After the November 2022 earthquake in the northwestern province of Düzce, a report found that “adequate coordination could not be achieved” due to a staff shortage and other problems. In January, theologian İsmail Palakoğlu, who previously managed Türkiye’s Directorate of Religious Affairs, was appointed head of AFAD’s disaster response department. AFAD had total control of the response to the latest earthquakes on February 6, with the government warning against any coordination outside of AFAD’s purview. When the NGO Ahbap collected billions of Turkish lira for its relief work in the earthquake zone, interior minister Süleyman Soylu threatened to take action against those “exploiting donations and trying to compete with the state.”

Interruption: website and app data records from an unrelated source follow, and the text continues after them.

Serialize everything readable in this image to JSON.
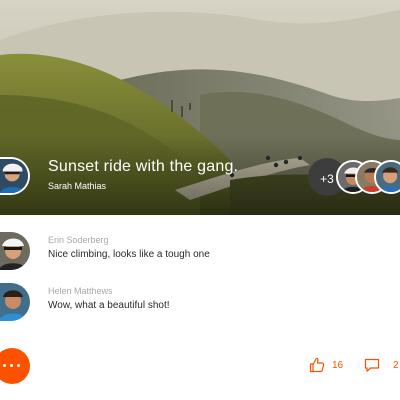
{
  "post": {
    "title": "Sunset ride with the gang.",
    "author": "Sarah Mathias"
  },
  "participants": {
    "more_label": "+3"
  },
  "comments": [
    {
      "name": "Erin Soderberg",
      "text": "Nice climbing, looks like a tough one"
    },
    {
      "name": "Helen Matthews",
      "text": "Wow, what a beautiful shot!"
    }
  ],
  "actions": {
    "kudos_count": "16",
    "comments_count": "2",
    "kudos_icon": "thumbs-up-icon",
    "comment_icon": "speech-bubble-icon",
    "more_icon": "more-dots-icon"
  },
  "colors": {
    "accent": "#fc5200",
    "dark_badge": "#3d3d3d",
    "muted_text": "#a9a9a9"
  }
}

Critics, such as AKUT’s Search and Rescue Association (Arama Kurtarma Derneǧi) co-founder Nasuh Mahruki, have called for the military to take the lead on relieving disasters since AFAD’s coordination problems have hindered search and rescue efforts. In the days after the earthquakes, many people had to dig themselves out of the rubble, and residents had to rely on their resources and expertise to conduct damage assessments and rescue efforts. The lack of coordination and the government’s absorption of civil society organizations in earthquake-prone areas have further compounded the problem.

The government’s top-down, rigid decision-making processes have hampered coordination efforts, and the absorption of civil society organizations has left a significant gap in disaster response infrastructure.

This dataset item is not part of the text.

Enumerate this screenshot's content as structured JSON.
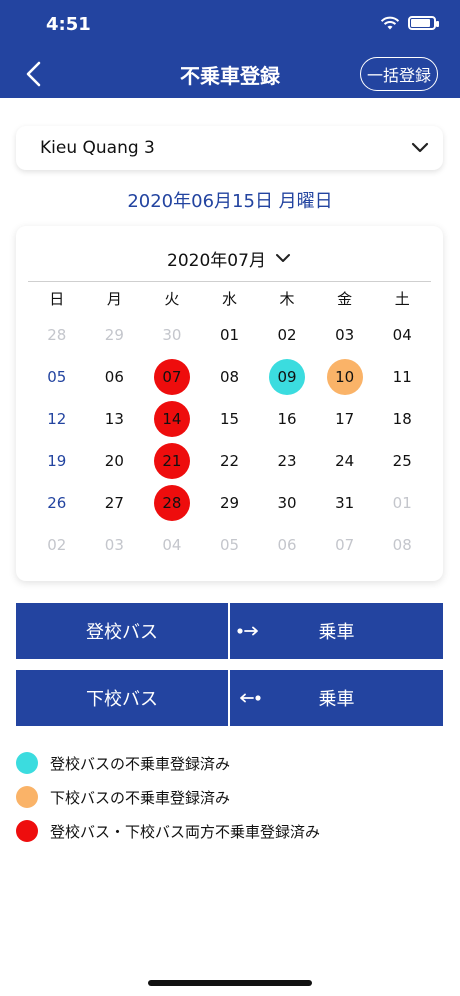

What is Next for Türkiye?

The recent earthquake in Türkiye has highlighted a powerful demonstration of human compassion and solidarity. People are making generous contributions to the relief efforts by donating their belongings, from wedding rings to shoes. This remarkable display of kindness is especially moving given the polarized state of Turkish society, where divisive politics and rhetoric have fueled hatred towards any community. 

While the solidarity and generosity of the Turkish people are inspiring, it is important to acknowledge that this earthquake was not a natural disaster but a tragedy that resulted from social injustice and corporate negligence. The political establishment and private industry must be held accountable for their role in this catastrophe, which can be described as social murder. This issue may challenge Erdoğan in the upcoming presidential election as voters evaluate the government’s handling of the disaster and the subsequent relief efforts. Only by addressing the root causes of the earthquake can we ensure that history does not repeat itself.

Edited by Alexandra Hu

Sude Guvendik

Sude spent her formative years in Western Africa, primarily in Ghana and Turkey, before relocating to Vancouver to pursue her Bachelor's degree in International Relations, Legal Studies, and History at...